Boylan talk of town in Charlotte NCAA TOURNAMENT

CHARLOTTE, N.C. — CHARLOTTE, N.C. -- Lou Carnesecca said he wasn't interested.

Bill Raftery said he wasn't available.


Lesley Visser said hello.

Bill Walton said, which Loyola are you from again?


There are more than 1,000 coaches and about five times that many administrators, media and hangers-on in town for the NCAA Final Four, and it only seems that Greyhounds athletic director Joe Boylan has talked to each of them.

Boylan thought he was going to have a relaxed visit to the Final Four. Do some schmoozing at the annual convention of the National Association of Basketball Coaches. Accept congratulations for the Greyhounds' first trip to the NCAA tournament. Renew acquaintances from his days at Rutgers.

Those plans -- for that matter, all of Boylan's for the next week or two -- began to unravel Wednesday, when Pete Gillen announced he was leaving Xavier for Providence. Xavier wanted Skip Prosser, who took Loyola from 2-25 in 1992-93 to its first NCAA berth in his first season, to return to Cincinnati. When Prosser took the Xavier offer, Boylan embarked on a coaching search for the second time in a year.

"I've talked to a lot of people, but I haven't talked to a lot of people," Boylan said, his way of explaining that the formal portion of the hiring process won't begin until he returns to Evergreen today -- a day ahead of schedule.

"It [Xavier's hire of Prosser] wasn't official until Saturday," Boylan said, "but in this profession, everyone knew Friday night. Let's just say there are a lot of opinions out there."

If this were recruiting, the NCAA would monitor the "bumps" Boylan has had here.

He's shaken hands with -- and received an occasional opinion from retired St. John's coach Carnesecca, Louisville AD Bill Olson, Syracuse coach Jim Boeheim, ACC commissioner and fellow Baltimore native Gene Corrigan, opposing Metro Atlantic Athletic Conference coaches Jack Armstrong (Niagara) and Fran Fraschilla (Manhattan), outgoing Atlantic 10 commissioner Ron Bertovich and Massachusetts coach John Calipari.

CBS announcers Raftery and Visser were over at the Marriott; Walton was the 7-footer in the seat next to Boylan in section 110 at the Charlotte Coliseum on Saturday night; and Gary Williams bought Boylan's wife, Molly, a lemonade there.
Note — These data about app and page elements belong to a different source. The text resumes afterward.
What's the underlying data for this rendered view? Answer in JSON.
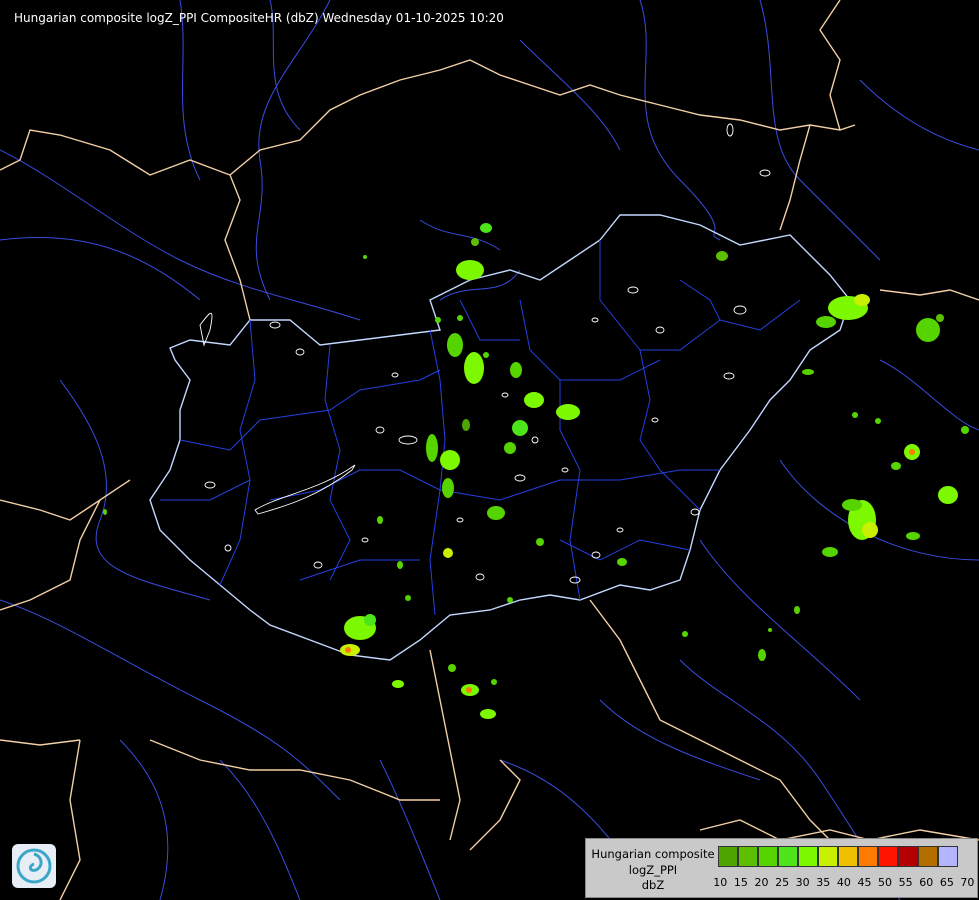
{
  "title": "Hungarian composite logZ_PPI CompositeHR (dbZ) Wednesday 01-10-2025 10:20",
  "legend": {
    "line1": "Hungarian composite",
    "line2": "logZ_PPI",
    "line3": "dbZ",
    "scale": [
      {
        "label": "10",
        "color": "#4fa500"
      },
      {
        "label": "15",
        "color": "#5cc000"
      },
      {
        "label": "20",
        "color": "#55d400"
      },
      {
        "label": "25",
        "color": "#4ee41c"
      },
      {
        "label": "30",
        "color": "#7cf800"
      },
      {
        "label": "35",
        "color": "#c8f000"
      },
      {
        "label": "40",
        "color": "#f0c000"
      },
      {
        "label": "45",
        "color": "#ff7a00"
      },
      {
        "label": "50",
        "color": "#ff1400"
      },
      {
        "label": "55",
        "color": "#b40000"
      },
      {
        "label": "60",
        "color": "#b46e00"
      },
      {
        "label": "65",
        "color": "#a000ff"
      },
      {
        "label": "70",
        "color": "#b4b4ff"
      }
    ]
  },
  "colors": {
    "background": "#000000",
    "country_border": "#f5d2a8",
    "hungary_border": "#b8d0ff",
    "rivers": "#2c44ff",
    "county_lines": "#1f3fd8",
    "lakes": "#ffffff"
  },
  "logo": "met-service-logo-icon"
}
Boylan said the Maryland coach could take it out of the Greyhounds' guarantee for next season's game at Cole Field House.


You've heard of power breakfasts. Boylan had a power Easter Sunday service at St. Peter's Church, where a Jesuit said the Mass.

He sat down next to Phil Knight, and the Nike chief executive was the only person who didn't ask Boylan about the opening. The overflow had Florida State coach Pat Kennedy standing in the aisle a few feet away. The Meyers of DePaul, Ray and Joey, were in the pew in front.

In the pew in front of them was Prosser, whose year and a day at Loyola made the Greyhounds a player in Division I, and whose departure made Boylan a popular man here. Boylan isn't naming names, but assistants from major powers are interested, as are some head coaches from lesser-known schools.

"I've already heard from 12 to 15 guys who are interested," Boylan said. "Skip changed the parameters at Loyola. When you have a program that's struggling, there are always questions about whether or not you're serious about basketball. Now that 'if' is gone."

Prosser's successor will be Loyola's fourth coach in 15 months. Boylan served as interim coach after the resignation of Tom Schneider in January 1993. The hiring of Prosser was a methodical process that lasted more than two months, but with a recruiting period opening tomorrow, Loyola has to move fast.

"The last time we had plenty of time to do it," Boylan said. "This time, we want to be quick, but not hurried. Just like you play the game."